Exercise instructions:
Some lines below hold "reached". Pick them out and copy them.

Collection entries:
--------------------

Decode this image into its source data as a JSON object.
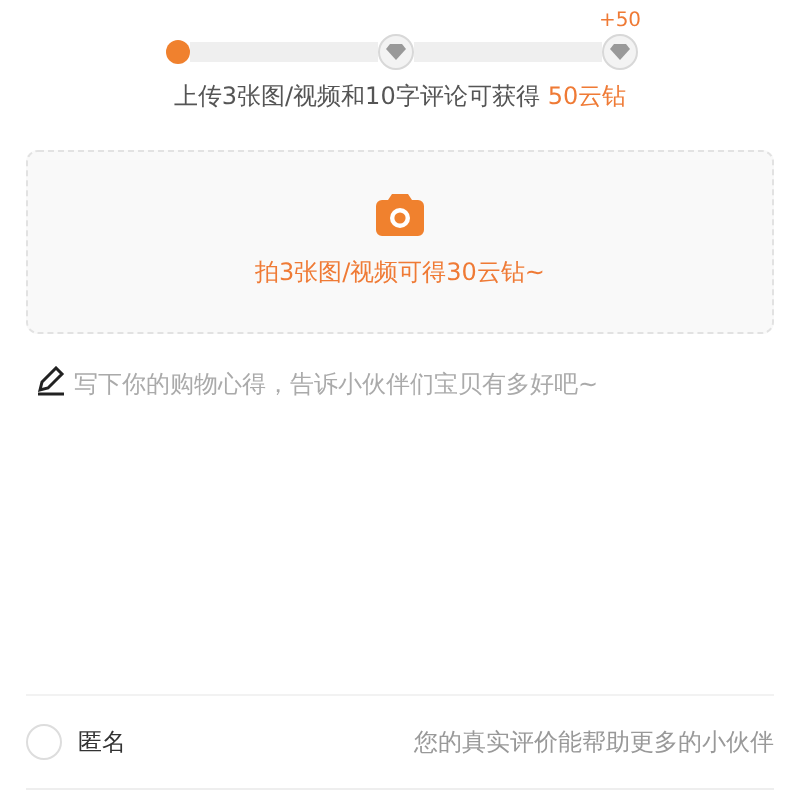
{
  "progress": {
    "milestones": [
      {
        "reached": true
      },
      {
        "reached": false
      },
      {
        "reached": false,
        "reward": "+50"
      }
    ]
  },
  "hint": {
    "text": "上传3张图/视频和10字评论可获得",
    "reward": "50云钻"
  },
  "upload": {
    "label": "拍3张图/视频可得30云钻~"
  },
  "review": {
    "placeholder": "写下你的购物心得，告诉小伙伴们宝贝有多好吧~"
  },
  "anonymous": {
    "label": "匿名",
    "checked": false,
    "note": "您的真实评价能帮助更多的小伙伴"
  }
}
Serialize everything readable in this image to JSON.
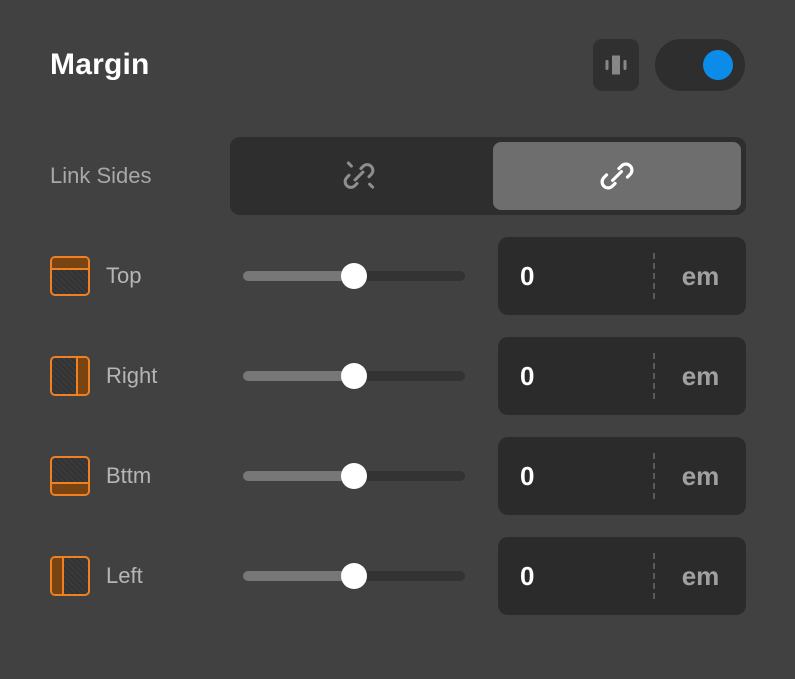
{
  "header": {
    "title": "Margin",
    "spacing_icon": "margin-box-icon",
    "toggle": {
      "state": "on",
      "accent_color": "#0c8ce9"
    }
  },
  "link_sides": {
    "label": "Link Sides",
    "options": [
      {
        "id": "unlinked",
        "icon": "broken-link-icon",
        "selected": false
      },
      {
        "id": "linked",
        "icon": "link-icon",
        "selected": true
      }
    ]
  },
  "sides": [
    {
      "id": "top",
      "label": "Top",
      "icon": "margin-top-icon",
      "slider": {
        "percent": 50
      },
      "value": "0",
      "unit": "em"
    },
    {
      "id": "right",
      "label": "Right",
      "icon": "margin-right-icon",
      "slider": {
        "percent": 50
      },
      "value": "0",
      "unit": "em"
    },
    {
      "id": "bottom",
      "label": "Bttm",
      "icon": "margin-bottom-icon",
      "slider": {
        "percent": 50
      },
      "value": "0",
      "unit": "em"
    },
    {
      "id": "left",
      "label": "Left",
      "icon": "margin-left-icon",
      "slider": {
        "percent": 50
      },
      "value": "0",
      "unit": "em"
    }
  ],
  "colors": {
    "background": "#414141",
    "accent_orange": "#f08123",
    "accent_blue": "#0c8ce9",
    "field_background": "#2b2b2b",
    "active_segment": "#6e6e6e"
  }
}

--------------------

Completed task:
        "reached": true
        "reached": false
        "reached": false,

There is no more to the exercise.